==== Record extracts

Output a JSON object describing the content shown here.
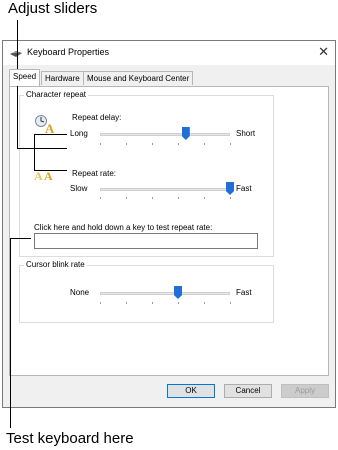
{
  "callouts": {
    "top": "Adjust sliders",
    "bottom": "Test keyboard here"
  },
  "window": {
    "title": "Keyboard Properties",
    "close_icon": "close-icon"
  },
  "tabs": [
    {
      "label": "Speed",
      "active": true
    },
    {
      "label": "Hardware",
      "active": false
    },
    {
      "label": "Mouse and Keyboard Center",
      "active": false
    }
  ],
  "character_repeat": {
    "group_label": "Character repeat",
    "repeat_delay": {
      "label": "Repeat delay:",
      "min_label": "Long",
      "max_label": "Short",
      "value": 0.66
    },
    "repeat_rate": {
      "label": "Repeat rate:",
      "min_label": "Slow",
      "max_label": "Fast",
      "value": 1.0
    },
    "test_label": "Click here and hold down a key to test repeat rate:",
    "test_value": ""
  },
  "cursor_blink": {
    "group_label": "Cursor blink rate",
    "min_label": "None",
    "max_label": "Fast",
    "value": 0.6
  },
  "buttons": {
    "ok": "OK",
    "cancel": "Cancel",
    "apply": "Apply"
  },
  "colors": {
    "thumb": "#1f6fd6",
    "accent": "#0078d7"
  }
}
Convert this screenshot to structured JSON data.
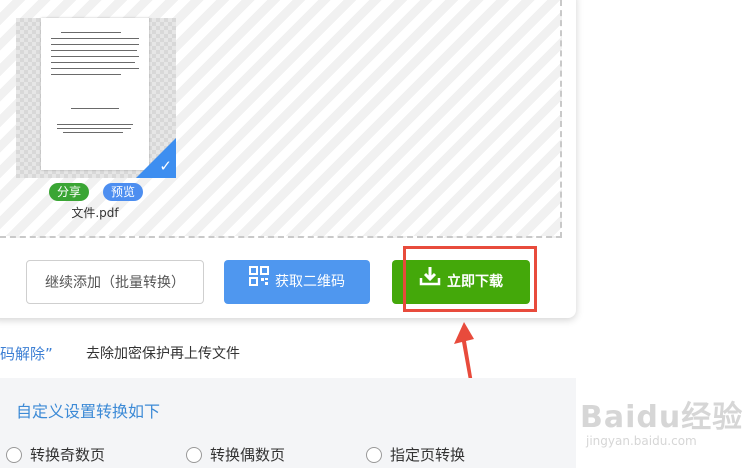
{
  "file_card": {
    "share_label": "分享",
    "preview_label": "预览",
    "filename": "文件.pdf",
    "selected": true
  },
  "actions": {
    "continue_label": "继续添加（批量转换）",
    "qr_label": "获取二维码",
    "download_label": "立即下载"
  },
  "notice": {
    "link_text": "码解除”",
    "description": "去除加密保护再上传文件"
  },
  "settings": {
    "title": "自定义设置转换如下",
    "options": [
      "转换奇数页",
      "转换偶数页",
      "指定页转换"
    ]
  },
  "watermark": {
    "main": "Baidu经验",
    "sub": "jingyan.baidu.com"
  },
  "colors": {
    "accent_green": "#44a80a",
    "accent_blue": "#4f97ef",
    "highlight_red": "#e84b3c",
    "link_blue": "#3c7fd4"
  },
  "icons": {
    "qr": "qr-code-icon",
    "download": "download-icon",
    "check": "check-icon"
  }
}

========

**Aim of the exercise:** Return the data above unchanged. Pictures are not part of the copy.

**Task solution:**
Output a JSON object describing the content shown here.
{
  "callouts": {
    "top": "Adjust sliders",
    "bottom": "Test keyboard here"
  },
  "window": {
    "title": "Keyboard Properties",
    "close_icon": "close-icon"
  },
  "tabs": [
    {
      "label": "Speed",
      "active": true
    },
    {
      "label": "Hardware",
      "active": false
    },
    {
      "label": "Mouse and Keyboard Center",
      "active": false
    }
  ],
  "character_repeat": {
    "group_label": "Character repeat",
    "repeat_delay": {
      "label": "Repeat delay:",
      "min_label": "Long",
      "max_label": "Short",
      "value": 0.66
    },
    "repeat_rate": {
      "label": "Repeat rate:",
      "min_label": "Slow",
      "max_label": "Fast",
      "value": 1.0
    },
    "test_label": "Click here and hold down a key to test repeat rate:",
    "test_value": ""
  },
  "cursor_blink": {
    "group_label": "Cursor blink rate",
    "min_label": "None",
    "max_label": "Fast",
    "value": 0.6
  },
  "buttons": {
    "ok": "OK",
    "cancel": "Cancel",
    "apply": "Apply"
  },
  "colors": {
    "thumb": "#1f6fd6",
    "accent": "#0078d7"
  }
}
Convert this screenshot to structured JSON data.
{
  "file_card": {
    "share_label": "分享",
    "preview_label": "预览",
    "filename": "文件.pdf",
    "selected": true
  },
  "actions": {
    "continue_label": "继续添加（批量转换）",
    "qr_label": "获取二维码",
    "download_label": "立即下载"
  },
  "notice": {
    "link_text": "码解除”",
    "description": "去除加密保护再上传文件"
  },
  "settings": {
    "title": "自定义设置转换如下",
    "options": [
      "转换奇数页",
      "转换偶数页",
      "指定页转换"
    ]
  },
  "watermark": {
    "main": "Baidu经验",
    "sub": "jingyan.baidu.com"
  },
  "colors": {
    "accent_green": "#44a80a",
    "accent_blue": "#4f97ef",
    "highlight_red": "#e84b3c",
    "link_blue": "#3c7fd4"
  },
  "icons": {
    "qr": "qr-code-icon",
    "download": "download-icon",
    "check": "check-icon"
  }
}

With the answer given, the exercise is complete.